**What is expected**: Below is a block of records: output all of them exactly and leave out the pictures.

*** Opening of Recorded data ***

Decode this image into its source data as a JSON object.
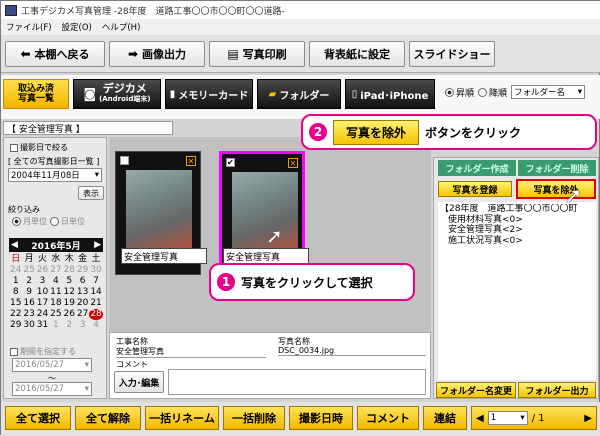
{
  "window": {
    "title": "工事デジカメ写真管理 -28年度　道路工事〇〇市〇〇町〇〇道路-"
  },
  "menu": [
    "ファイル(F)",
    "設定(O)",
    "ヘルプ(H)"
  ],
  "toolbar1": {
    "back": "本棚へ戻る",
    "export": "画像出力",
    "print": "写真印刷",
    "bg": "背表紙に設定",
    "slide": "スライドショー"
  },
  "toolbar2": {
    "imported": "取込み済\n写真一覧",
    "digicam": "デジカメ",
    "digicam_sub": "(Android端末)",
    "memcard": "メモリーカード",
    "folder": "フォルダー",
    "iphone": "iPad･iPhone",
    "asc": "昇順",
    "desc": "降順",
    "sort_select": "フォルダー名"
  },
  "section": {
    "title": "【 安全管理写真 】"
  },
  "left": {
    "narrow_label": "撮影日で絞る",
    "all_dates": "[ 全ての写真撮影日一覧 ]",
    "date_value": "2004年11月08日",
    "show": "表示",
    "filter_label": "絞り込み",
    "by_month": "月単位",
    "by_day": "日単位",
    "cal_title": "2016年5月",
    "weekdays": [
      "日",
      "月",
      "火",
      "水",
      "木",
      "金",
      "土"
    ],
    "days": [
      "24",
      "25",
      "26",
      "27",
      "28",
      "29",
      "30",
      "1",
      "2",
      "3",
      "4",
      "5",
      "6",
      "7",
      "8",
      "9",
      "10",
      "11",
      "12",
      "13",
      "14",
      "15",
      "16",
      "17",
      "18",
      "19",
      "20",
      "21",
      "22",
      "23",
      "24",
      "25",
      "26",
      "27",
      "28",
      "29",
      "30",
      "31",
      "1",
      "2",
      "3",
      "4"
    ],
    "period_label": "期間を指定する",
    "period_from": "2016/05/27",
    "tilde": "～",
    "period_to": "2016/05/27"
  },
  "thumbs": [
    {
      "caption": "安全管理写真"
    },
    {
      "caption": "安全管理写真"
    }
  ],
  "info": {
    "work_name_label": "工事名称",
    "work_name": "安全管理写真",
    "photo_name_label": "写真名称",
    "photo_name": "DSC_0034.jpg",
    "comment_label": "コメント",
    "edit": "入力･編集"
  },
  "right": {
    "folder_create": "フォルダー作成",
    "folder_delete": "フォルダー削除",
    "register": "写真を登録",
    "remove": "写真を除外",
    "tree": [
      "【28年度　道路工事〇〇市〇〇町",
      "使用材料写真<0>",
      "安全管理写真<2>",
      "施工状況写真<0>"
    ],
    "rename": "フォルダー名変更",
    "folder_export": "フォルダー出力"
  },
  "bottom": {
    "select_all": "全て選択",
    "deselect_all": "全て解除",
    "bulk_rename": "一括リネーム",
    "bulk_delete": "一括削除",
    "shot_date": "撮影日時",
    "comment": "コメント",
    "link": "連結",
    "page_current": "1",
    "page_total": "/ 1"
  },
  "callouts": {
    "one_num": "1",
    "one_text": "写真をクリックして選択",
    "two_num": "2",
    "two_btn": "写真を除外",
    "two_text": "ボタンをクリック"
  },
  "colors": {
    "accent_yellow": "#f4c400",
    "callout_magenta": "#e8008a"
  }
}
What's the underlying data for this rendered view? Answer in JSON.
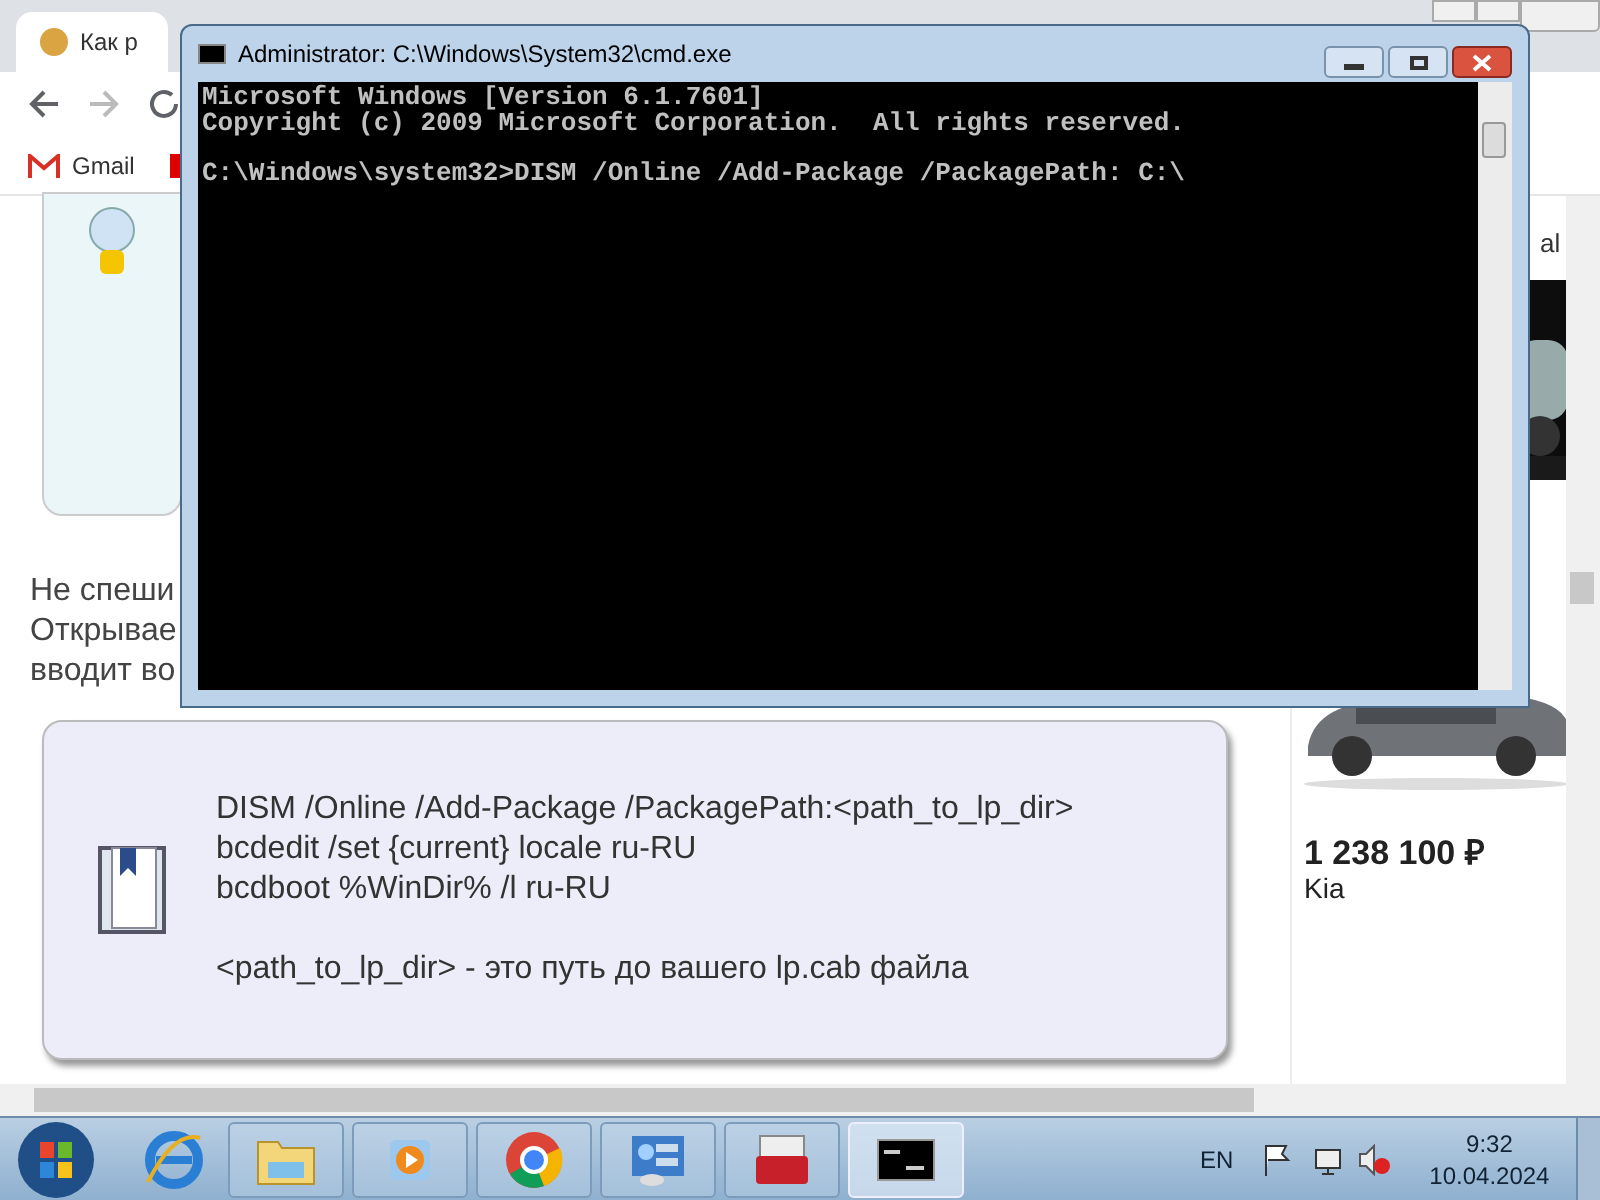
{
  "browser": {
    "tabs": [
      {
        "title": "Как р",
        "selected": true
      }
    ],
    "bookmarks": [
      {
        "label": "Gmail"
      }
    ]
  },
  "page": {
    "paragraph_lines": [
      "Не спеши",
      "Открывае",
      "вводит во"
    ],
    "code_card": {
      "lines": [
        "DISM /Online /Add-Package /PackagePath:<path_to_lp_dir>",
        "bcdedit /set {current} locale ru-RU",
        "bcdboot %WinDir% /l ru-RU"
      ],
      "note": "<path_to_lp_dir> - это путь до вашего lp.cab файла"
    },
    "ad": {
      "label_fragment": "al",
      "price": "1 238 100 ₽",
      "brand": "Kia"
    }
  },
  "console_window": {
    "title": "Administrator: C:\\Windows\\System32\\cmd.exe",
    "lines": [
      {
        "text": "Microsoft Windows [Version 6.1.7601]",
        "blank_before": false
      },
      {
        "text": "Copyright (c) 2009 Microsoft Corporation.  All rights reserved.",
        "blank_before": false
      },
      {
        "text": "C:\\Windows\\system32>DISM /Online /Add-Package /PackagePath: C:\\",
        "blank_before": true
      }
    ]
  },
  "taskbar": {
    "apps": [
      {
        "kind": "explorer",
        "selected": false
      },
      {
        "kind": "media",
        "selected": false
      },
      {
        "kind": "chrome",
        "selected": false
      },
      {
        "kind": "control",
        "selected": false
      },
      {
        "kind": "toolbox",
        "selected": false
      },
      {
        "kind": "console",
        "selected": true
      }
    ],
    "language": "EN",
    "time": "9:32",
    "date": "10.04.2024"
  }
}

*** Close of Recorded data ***

**Answer for this exercise**:
Decode this image into its source data as a JSON object.
{
  "window": {
    "title": "工事デジカメ写真管理 -28年度　道路工事〇〇市〇〇町〇〇道路-"
  },
  "menu": [
    "ファイル(F)",
    "設定(O)",
    "ヘルプ(H)"
  ],
  "toolbar1": {
    "back": "本棚へ戻る",
    "export": "画像出力",
    "print": "写真印刷",
    "bg": "背表紙に設定",
    "slide": "スライドショー"
  },
  "toolbar2": {
    "imported": "取込み済\n写真一覧",
    "digicam": "デジカメ",
    "digicam_sub": "(Android端末)",
    "memcard": "メモリーカード",
    "folder": "フォルダー",
    "iphone": "iPad･iPhone",
    "asc": "昇順",
    "desc": "降順",
    "sort_select": "フォルダー名"
  },
  "section": {
    "title": "【 安全管理写真 】"
  },
  "left": {
    "narrow_label": "撮影日で絞る",
    "all_dates": "[ 全ての写真撮影日一覧 ]",
    "date_value": "2004年11月08日",
    "show": "表示",
    "filter_label": "絞り込み",
    "by_month": "月単位",
    "by_day": "日単位",
    "cal_title": "2016年5月",
    "weekdays": [
      "日",
      "月",
      "火",
      "水",
      "木",
      "金",
      "土"
    ],
    "days": [
      "24",
      "25",
      "26",
      "27",
      "28",
      "29",
      "30",
      "1",
      "2",
      "3",
      "4",
      "5",
      "6",
      "7",
      "8",
      "9",
      "10",
      "11",
      "12",
      "13",
      "14",
      "15",
      "16",
      "17",
      "18",
      "19",
      "20",
      "21",
      "22",
      "23",
      "24",
      "25",
      "26",
      "27",
      "28",
      "29",
      "30",
      "31",
      "1",
      "2",
      "3",
      "4"
    ],
    "period_label": "期間を指定する",
    "period_from": "2016/05/27",
    "tilde": "～",
    "period_to": "2016/05/27"
  },
  "thumbs": [
    {
      "caption": "安全管理写真"
    },
    {
      "caption": "安全管理写真"
    }
  ],
  "info": {
    "work_name_label": "工事名称",
    "work_name": "安全管理写真",
    "photo_name_label": "写真名称",
    "photo_name": "DSC_0034.jpg",
    "comment_label": "コメント",
    "edit": "入力･編集"
  },
  "right": {
    "folder_create": "フォルダー作成",
    "folder_delete": "フォルダー削除",
    "register": "写真を登録",
    "remove": "写真を除外",
    "tree": [
      "【28年度　道路工事〇〇市〇〇町",
      "使用材料写真<0>",
      "安全管理写真<2>",
      "施工状況写真<0>"
    ],
    "rename": "フォルダー名変更",
    "folder_export": "フォルダー出力"
  },
  "bottom": {
    "select_all": "全て選択",
    "deselect_all": "全て解除",
    "bulk_rename": "一括リネーム",
    "bulk_delete": "一括削除",
    "shot_date": "撮影日時",
    "comment": "コメント",
    "link": "連結",
    "page_current": "1",
    "page_total": "/ 1"
  },
  "callouts": {
    "one_num": "1",
    "one_text": "写真をクリックして選択",
    "two_num": "2",
    "two_btn": "写真を除外",
    "two_text": "ボタンをクリック"
  },
  "colors": {
    "accent_yellow": "#f4c400",
    "callout_magenta": "#e8008a"
  }
}
What's the underlying data for this rendered view? Answer in JSON.
{
  "browser": {
    "tabs": [
      {
        "title": "Как р",
        "selected": true
      }
    ],
    "bookmarks": [
      {
        "label": "Gmail"
      }
    ]
  },
  "page": {
    "paragraph_lines": [
      "Не спеши",
      "Открывае",
      "вводит во"
    ],
    "code_card": {
      "lines": [
        "DISM /Online /Add-Package /PackagePath:<path_to_lp_dir>",
        "bcdedit /set {current} locale ru-RU",
        "bcdboot %WinDir% /l ru-RU"
      ],
      "note": "<path_to_lp_dir> - это путь до вашего lp.cab файла"
    },
    "ad": {
      "label_fragment": "al",
      "price": "1 238 100 ₽",
      "brand": "Kia"
    }
  },
  "console_window": {
    "title": "Administrator: C:\\Windows\\System32\\cmd.exe",
    "lines": [
      {
        "text": "Microsoft Windows [Version 6.1.7601]",
        "blank_before": false
      },
      {
        "text": "Copyright (c) 2009 Microsoft Corporation.  All rights reserved.",
        "blank_before": false
      },
      {
        "text": "C:\\Windows\\system32>DISM /Online /Add-Package /PackagePath: C:\\",
        "blank_before": true
      }
    ]
  },
  "taskbar": {
    "apps": [
      {
        "kind": "explorer",
        "selected": false
      },
      {
        "kind": "media",
        "selected": false
      },
      {
        "kind": "chrome",
        "selected": false
      },
      {
        "kind": "control",
        "selected": false
      },
      {
        "kind": "toolbox",
        "selected": false
      },
      {
        "kind": "console",
        "selected": true
      }
    ],
    "language": "EN",
    "time": "9:32",
    "date": "10.04.2024"
  }
}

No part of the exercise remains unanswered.